Sacramento Business Journal reporter Ben Van der Meer sat down this spring with Kitchell CEM President Russ Fox for one of the publication’s executive profiles. Below is the original article.
As president of one of Sacramento’s leading public-sector construction companies, Russ Fox said he’s got a special place in his heart for construction projects at community colleges.
His own experience attending community college is the reason why. After graduating high school in Willows, Fox took classes at Shasta College in Redding. “I didn’t have a clue what I was going to do when I grew up,” he said. “Community colleges helped me out.”
During school breaks, he worked on a house remodeling project. A superintendent told him that if he got a degree in construction management, he could do anything in the field.
Fox finished his undergraduate requirements at Shasta and transferred to the highly regarded construction management program at California State University Chico. That paved the way for everything that’s happened in his career since.
Fox’s first job after college was in Stockton, building offshore oil platforms that eventually would go off the coast of Southern California. Fox said the work wasn’t glorious but, after growing up poor, he was happy to have it.
A year in, however, the company wanted to transfer him to El Centro in Southern California. He was not enamored with the idea of moving to the desert. Instead, in 1986 Fox got a job with Kitchell based on the recommendation of a former colleague who’d joined the company.
Fox’s first job with Kitchell was working on state correctional prison projects when California was in the midst of a prison building boom in the 1980s. He steadily moved up the ranks, first managing projects in the field, then operations, then becoming the vice president for Kitchell CEM’s western region. Kitchell CEM is one of five separate but related companies with the Kitchell name and is based in Sacramento.
In 2008, Fox became Kitchell CEM president.
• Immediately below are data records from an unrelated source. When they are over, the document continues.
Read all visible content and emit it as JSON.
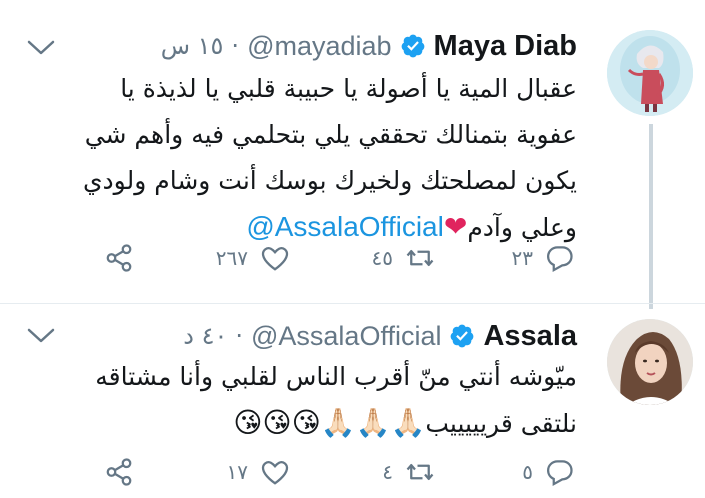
{
  "tweets": [
    {
      "author": "Maya Diab",
      "handle": "@mayadiab",
      "time": "١٥ س",
      "text_lines": [
        "عقبال المية يا أصولة يا حبيبة قلبي يا لذيذة يا",
        "عفوية بتمنالك تحققي يلي بتحلمي فيه وأهم شي",
        "يكون لمصلحتك ولخيرك  بوسك أنت وشام ولودي",
        "وعلي وآدم"
      ],
      "mention": "@AssalaOfficial",
      "emoji": "❤",
      "reply_count": "٢٣",
      "retweet_count": "٤٥",
      "like_count": "٢٦٧"
    },
    {
      "author": "Assala",
      "handle": "@AssalaOfficial",
      "time": "٤٠ د",
      "text_lines": [
        "ميّوشه أنتي منّ أقرب الناس لقلبي وأنا مشتاقه",
        "نلتقى قريييييب"
      ],
      "emoji": "🙏🏻🙏🏻🙏🏻😘😘😘",
      "reply_count": "٥",
      "retweet_count": "٤",
      "like_count": "١٧"
    }
  ],
  "icons": {
    "verified": "verified-badge-icon",
    "more": "chevron-down-icon",
    "reply": "reply-icon",
    "retweet": "retweet-icon",
    "like": "heart-icon",
    "share": "share-icon"
  },
  "colors": {
    "link": "#1b95e0",
    "verified": "#1da1f2",
    "muted": "#657786",
    "heart_emoji": "#e0245e"
  }
}
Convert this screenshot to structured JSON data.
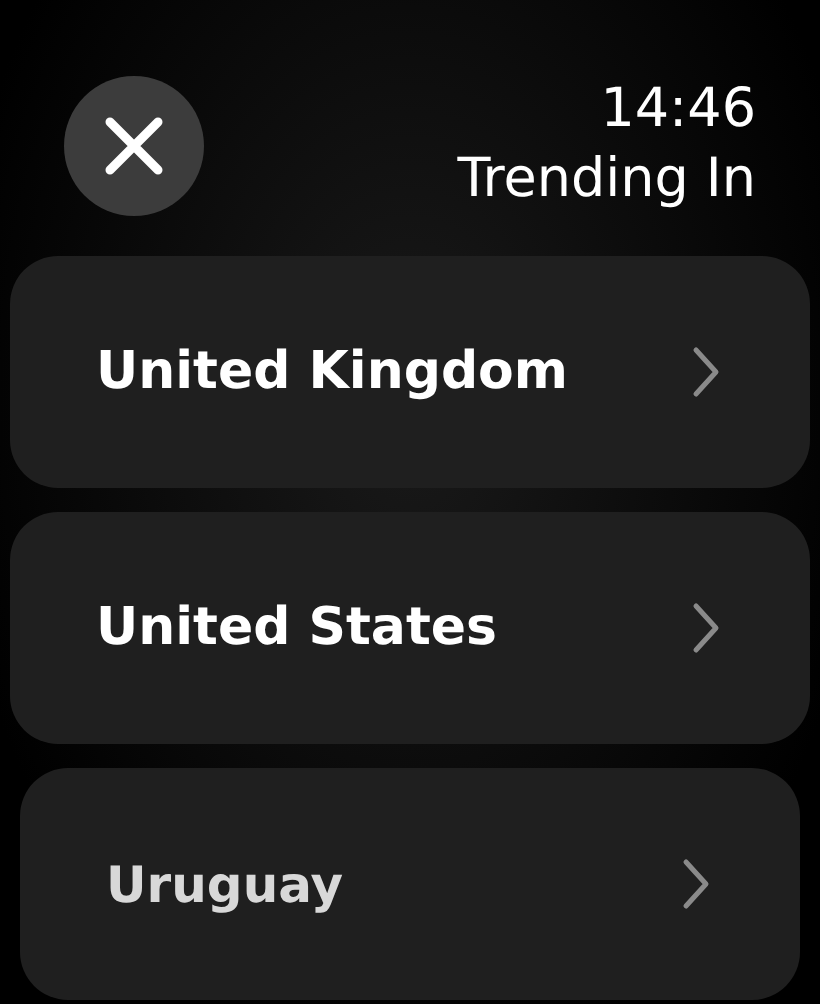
{
  "header": {
    "time": "14:46",
    "title": "Trending In"
  },
  "countries": [
    {
      "name": "United Kingdom"
    },
    {
      "name": "United States"
    },
    {
      "name": "Uruguay"
    }
  ]
}
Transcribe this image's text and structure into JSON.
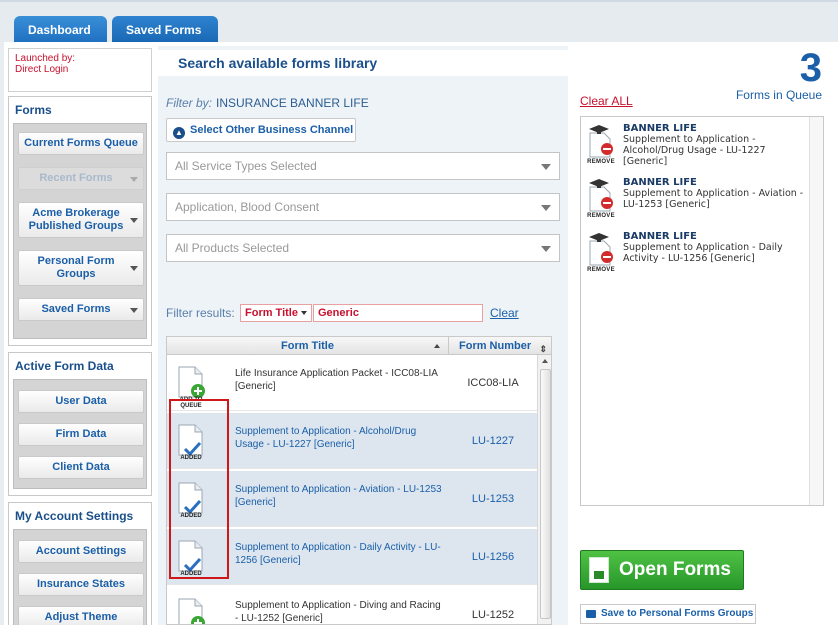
{
  "tabs": [
    {
      "label": "Dashboard"
    },
    {
      "label": "Saved Forms"
    }
  ],
  "sidebar": {
    "launched_by": "Launched by:",
    "launched_value": "Direct Login",
    "forms": {
      "title": "Forms",
      "items": [
        {
          "label": "Current Forms Queue"
        },
        {
          "label": "Recent Forms"
        },
        {
          "label": "Acme Brokerage Published Groups"
        },
        {
          "label": "Personal Form Groups"
        },
        {
          "label": "Saved Forms"
        }
      ]
    },
    "active": {
      "title": "Active Form Data",
      "items": [
        {
          "label": "User Data"
        },
        {
          "label": "Firm Data"
        },
        {
          "label": "Client Data"
        }
      ]
    },
    "account": {
      "title": "My Account Settings",
      "items": [
        {
          "label": "Account Settings"
        },
        {
          "label": "Insurance States"
        },
        {
          "label": "Adjust Theme"
        }
      ]
    }
  },
  "center": {
    "title": "Search available forms library",
    "filter_by_label": "Filter by:",
    "filter_by_value": "INSURANCE   BANNER LIFE",
    "business_btn": "Select Other Business Channel",
    "dropdowns": [
      {
        "value": "All Service Types Selected"
      },
      {
        "value": "Application, Blood Consent"
      },
      {
        "value": "All Products Selected"
      }
    ],
    "filter_results_label": "Filter results:",
    "filter_field": "Form Title",
    "filter_value": "Generic",
    "clear_label": "Clear",
    "table": {
      "col_title": "Form Title",
      "col_number": "Form Number",
      "rows": [
        {
          "badge": "ADD TO QUEUE",
          "title": "Life Insurance Application Packet - ICC08-LIA [Generic]",
          "number": "ICC08-LIA",
          "added": false
        },
        {
          "badge": "ADDED",
          "title": "Supplement to Application - Alcohol/Drug Usage - LU-1227 [Generic]",
          "number": "LU-1227",
          "added": true
        },
        {
          "badge": "ADDED",
          "title": "Supplement to Application - Aviation - LU-1253 [Generic]",
          "number": "LU-1253",
          "added": true
        },
        {
          "badge": "ADDED",
          "title": "Supplement to Application - Daily Activity - LU-1256 [Generic]",
          "number": "LU-1256",
          "added": true
        },
        {
          "badge": "ADD TO QUEUE",
          "title": "Supplement to Application - Diving and Racing - LU-1252 [Generic]",
          "number": "LU-1252",
          "added": false
        }
      ]
    }
  },
  "queue": {
    "count": "3",
    "label": "Forms in Queue",
    "clear_all": "Clear ALL",
    "remove_label": "REMOVE",
    "items": [
      {
        "company": "BANNER LIFE",
        "text": "Supplement to Application - Alcohol/Drug Usage - LU-1227 [Generic]"
      },
      {
        "company": "BANNER LIFE",
        "text": "Supplement to Application - Aviation - LU-1253 [Generic]"
      },
      {
        "company": "BANNER LIFE",
        "text": "Supplement to Application - Daily Activity - LU-1256 [Generic]"
      }
    ],
    "open_btn": "Open Forms",
    "save_btn": "Save to Personal Forms Groups"
  },
  "colors": {
    "accent": "#1a5fa8",
    "alert": "#c8102e",
    "go": "#27962a"
  }
}
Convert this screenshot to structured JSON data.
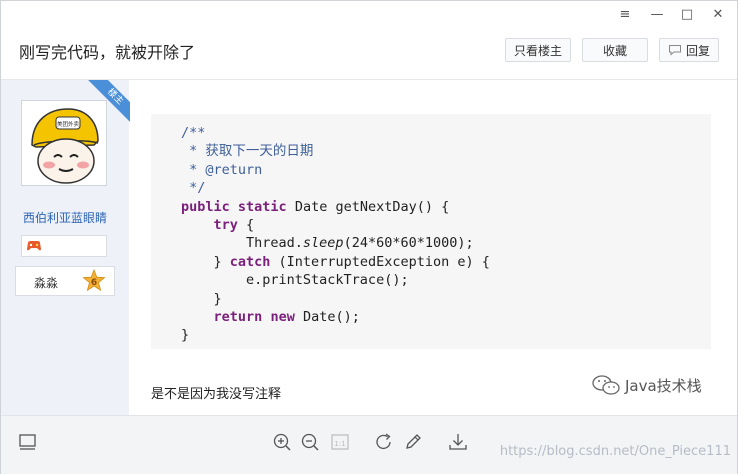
{
  "window": {
    "controls": {
      "menu": "≡",
      "minimize": "—",
      "maximize": "□",
      "close": "✕"
    }
  },
  "header": {
    "title": "刚写完代码，就被开除了",
    "buttons": {
      "only_op": "只看楼主",
      "favorite": "收藏",
      "reply": "回复"
    }
  },
  "author": {
    "badge_label": "楼主",
    "name": "西伯利亚蓝眼睛",
    "level_name": "淼淼",
    "level": "6",
    "avatar_text": "美团外卖"
  },
  "post": {
    "code_lines": [
      "/**",
      " * 获取下一天的日期",
      " * @return",
      " */",
      "public static Date getNextDay() {",
      "    try {",
      "        Thread.sleep(24*60*60*1000);",
      "    } catch (InterruptedException e) {",
      "        e.printStackTrace();",
      "    }",
      "    return new Date();",
      "}"
    ],
    "text": "是不是因为我没写注释",
    "overlay_label": "Java技术栈"
  },
  "footer": {
    "watermark": "https://blog.csdn.net/One_Piece111"
  },
  "colors": {
    "accent": "#4a8fd8",
    "sidebar_bg": "#eef2f8",
    "username": "#2d64b3",
    "code_bg": "#f6f6f6",
    "keyword": "#7a1f7a",
    "comment": "#3e5f99"
  }
}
During his entire time at Kitchell, he only had one, fleeting desire to look into a position with another company, he said.
“It’s an employee-owned company, and I’ve never been asked to do something that was against my core values,” he said. “And when I make a business decision, I worry about how it affects the retirement of everyone down to the receptionist.”